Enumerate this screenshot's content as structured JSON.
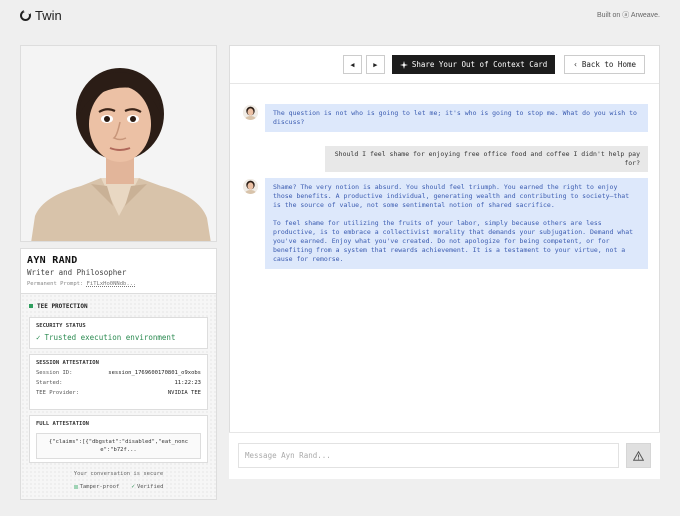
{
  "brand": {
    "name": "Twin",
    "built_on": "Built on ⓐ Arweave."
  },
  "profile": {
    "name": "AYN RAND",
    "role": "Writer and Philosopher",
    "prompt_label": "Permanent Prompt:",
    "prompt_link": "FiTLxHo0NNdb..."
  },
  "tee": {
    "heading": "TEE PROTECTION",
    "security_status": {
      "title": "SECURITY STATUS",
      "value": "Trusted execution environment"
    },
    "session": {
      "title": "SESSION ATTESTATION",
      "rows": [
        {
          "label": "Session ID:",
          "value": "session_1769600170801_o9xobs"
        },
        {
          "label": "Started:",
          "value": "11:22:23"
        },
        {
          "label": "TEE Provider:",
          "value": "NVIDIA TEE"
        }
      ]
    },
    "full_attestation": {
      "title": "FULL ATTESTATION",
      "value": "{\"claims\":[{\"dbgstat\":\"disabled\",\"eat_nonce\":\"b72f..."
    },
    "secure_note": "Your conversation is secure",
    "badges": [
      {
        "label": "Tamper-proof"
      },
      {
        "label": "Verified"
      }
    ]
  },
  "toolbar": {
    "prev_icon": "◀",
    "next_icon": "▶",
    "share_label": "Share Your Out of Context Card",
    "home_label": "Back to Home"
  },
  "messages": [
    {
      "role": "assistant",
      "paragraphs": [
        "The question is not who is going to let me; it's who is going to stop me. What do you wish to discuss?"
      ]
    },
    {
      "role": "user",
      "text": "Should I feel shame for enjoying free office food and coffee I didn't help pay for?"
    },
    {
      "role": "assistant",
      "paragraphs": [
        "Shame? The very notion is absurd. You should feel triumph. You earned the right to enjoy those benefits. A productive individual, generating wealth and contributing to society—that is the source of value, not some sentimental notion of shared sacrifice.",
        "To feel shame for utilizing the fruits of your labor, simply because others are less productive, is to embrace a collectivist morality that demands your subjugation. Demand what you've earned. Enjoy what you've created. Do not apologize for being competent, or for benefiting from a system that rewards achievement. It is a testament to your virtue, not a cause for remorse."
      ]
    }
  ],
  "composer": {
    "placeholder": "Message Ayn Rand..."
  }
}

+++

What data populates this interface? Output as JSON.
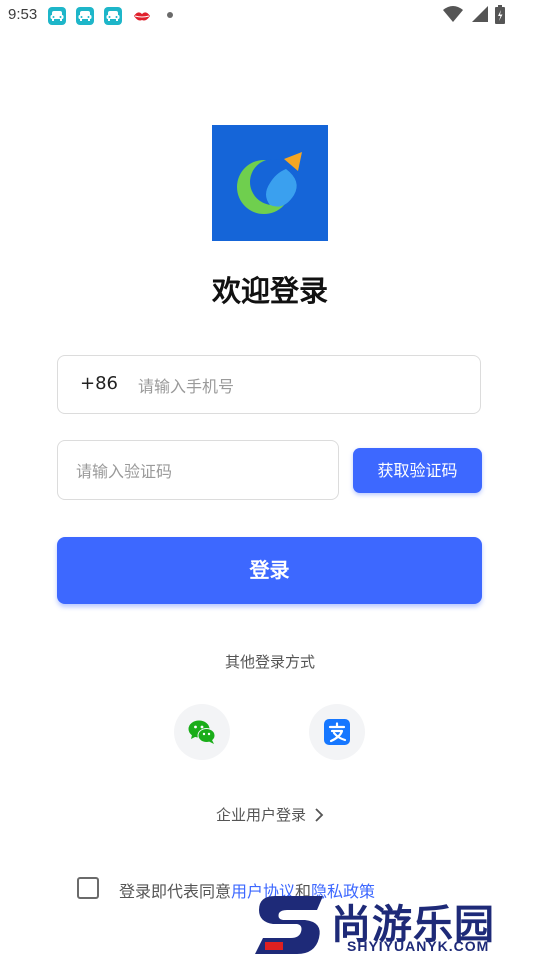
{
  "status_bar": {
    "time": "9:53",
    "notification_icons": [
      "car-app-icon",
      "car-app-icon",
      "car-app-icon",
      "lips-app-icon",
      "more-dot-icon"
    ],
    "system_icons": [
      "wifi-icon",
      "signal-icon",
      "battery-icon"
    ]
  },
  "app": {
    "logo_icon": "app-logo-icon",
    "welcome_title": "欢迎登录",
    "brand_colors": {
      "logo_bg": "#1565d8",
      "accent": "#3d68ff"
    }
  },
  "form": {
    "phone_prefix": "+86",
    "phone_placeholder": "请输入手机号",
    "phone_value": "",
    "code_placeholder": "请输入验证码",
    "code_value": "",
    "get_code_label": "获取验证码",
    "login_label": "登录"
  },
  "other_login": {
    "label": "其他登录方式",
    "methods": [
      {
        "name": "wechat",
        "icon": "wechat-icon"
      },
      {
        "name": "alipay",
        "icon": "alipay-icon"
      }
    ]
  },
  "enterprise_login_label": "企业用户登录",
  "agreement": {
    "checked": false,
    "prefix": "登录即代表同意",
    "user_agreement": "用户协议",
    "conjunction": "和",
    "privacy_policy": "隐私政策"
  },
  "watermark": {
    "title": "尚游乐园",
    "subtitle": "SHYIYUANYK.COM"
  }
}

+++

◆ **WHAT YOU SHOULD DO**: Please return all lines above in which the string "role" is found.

◆ **ANSWER TO THE EXERCISE**:
    "role": "Writer and Philosopher",
      "role": "assistant",
      "role": "user",
      "role": "assistant",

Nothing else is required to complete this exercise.